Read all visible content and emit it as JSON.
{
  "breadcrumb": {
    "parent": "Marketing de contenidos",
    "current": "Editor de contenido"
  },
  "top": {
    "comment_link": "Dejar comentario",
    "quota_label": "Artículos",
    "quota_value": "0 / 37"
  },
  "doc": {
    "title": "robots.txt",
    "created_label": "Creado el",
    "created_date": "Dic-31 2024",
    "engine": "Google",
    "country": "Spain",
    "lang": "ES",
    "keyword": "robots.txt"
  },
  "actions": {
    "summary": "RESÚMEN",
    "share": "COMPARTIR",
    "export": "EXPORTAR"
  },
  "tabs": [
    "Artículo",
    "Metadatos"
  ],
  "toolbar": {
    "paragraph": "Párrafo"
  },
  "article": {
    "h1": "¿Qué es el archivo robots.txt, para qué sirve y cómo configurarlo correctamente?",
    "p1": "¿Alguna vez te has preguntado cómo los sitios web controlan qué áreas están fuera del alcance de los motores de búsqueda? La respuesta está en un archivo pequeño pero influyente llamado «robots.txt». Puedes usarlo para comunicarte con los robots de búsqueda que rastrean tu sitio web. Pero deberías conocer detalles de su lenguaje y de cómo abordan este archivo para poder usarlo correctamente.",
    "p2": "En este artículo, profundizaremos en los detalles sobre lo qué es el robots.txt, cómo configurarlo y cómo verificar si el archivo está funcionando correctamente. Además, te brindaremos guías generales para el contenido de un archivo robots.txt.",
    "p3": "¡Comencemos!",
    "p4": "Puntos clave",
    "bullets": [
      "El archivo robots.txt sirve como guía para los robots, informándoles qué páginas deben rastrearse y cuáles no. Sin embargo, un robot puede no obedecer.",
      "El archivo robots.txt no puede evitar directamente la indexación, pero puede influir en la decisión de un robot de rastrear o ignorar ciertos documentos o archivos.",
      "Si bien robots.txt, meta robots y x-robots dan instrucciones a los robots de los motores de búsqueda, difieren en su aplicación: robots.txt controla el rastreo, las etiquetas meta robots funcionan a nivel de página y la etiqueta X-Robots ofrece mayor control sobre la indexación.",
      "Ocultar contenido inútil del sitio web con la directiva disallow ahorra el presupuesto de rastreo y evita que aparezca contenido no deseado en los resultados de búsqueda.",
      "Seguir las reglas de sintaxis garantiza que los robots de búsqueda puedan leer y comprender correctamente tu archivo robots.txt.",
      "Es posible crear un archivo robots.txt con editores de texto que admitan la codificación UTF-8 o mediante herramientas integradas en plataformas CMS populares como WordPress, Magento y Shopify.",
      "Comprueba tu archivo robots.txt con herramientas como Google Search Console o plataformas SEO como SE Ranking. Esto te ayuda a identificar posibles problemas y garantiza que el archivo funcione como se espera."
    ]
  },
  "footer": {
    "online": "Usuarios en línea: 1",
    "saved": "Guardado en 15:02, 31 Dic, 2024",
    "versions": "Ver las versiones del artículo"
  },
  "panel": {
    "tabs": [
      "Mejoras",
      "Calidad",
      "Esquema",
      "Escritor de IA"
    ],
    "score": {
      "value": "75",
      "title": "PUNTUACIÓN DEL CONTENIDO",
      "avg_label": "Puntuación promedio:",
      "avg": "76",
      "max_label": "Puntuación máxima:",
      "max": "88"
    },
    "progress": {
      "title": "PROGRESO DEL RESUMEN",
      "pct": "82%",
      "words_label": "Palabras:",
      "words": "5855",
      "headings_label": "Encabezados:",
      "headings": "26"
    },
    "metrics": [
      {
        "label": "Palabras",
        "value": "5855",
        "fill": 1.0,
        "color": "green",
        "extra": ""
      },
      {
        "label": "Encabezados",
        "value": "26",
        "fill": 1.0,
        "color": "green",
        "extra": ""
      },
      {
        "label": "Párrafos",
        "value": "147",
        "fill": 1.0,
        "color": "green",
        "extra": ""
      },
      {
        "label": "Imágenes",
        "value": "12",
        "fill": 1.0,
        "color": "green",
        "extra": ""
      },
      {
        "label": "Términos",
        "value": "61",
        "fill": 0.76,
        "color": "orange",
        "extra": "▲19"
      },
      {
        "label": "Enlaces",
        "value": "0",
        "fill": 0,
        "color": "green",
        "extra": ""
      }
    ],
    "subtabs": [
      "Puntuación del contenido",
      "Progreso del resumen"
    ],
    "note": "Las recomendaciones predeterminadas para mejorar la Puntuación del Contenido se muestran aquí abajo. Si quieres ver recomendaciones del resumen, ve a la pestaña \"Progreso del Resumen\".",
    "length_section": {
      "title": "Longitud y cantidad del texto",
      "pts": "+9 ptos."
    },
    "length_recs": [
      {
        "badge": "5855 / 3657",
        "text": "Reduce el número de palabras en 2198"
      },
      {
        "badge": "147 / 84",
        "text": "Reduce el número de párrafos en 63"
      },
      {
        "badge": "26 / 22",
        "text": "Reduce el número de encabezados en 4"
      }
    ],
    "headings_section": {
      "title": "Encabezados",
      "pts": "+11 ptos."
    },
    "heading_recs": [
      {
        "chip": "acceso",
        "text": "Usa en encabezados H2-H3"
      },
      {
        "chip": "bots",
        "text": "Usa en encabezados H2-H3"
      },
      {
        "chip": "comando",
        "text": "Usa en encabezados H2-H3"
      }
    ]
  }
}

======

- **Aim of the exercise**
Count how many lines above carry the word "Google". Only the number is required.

- **Result for this exercise**
2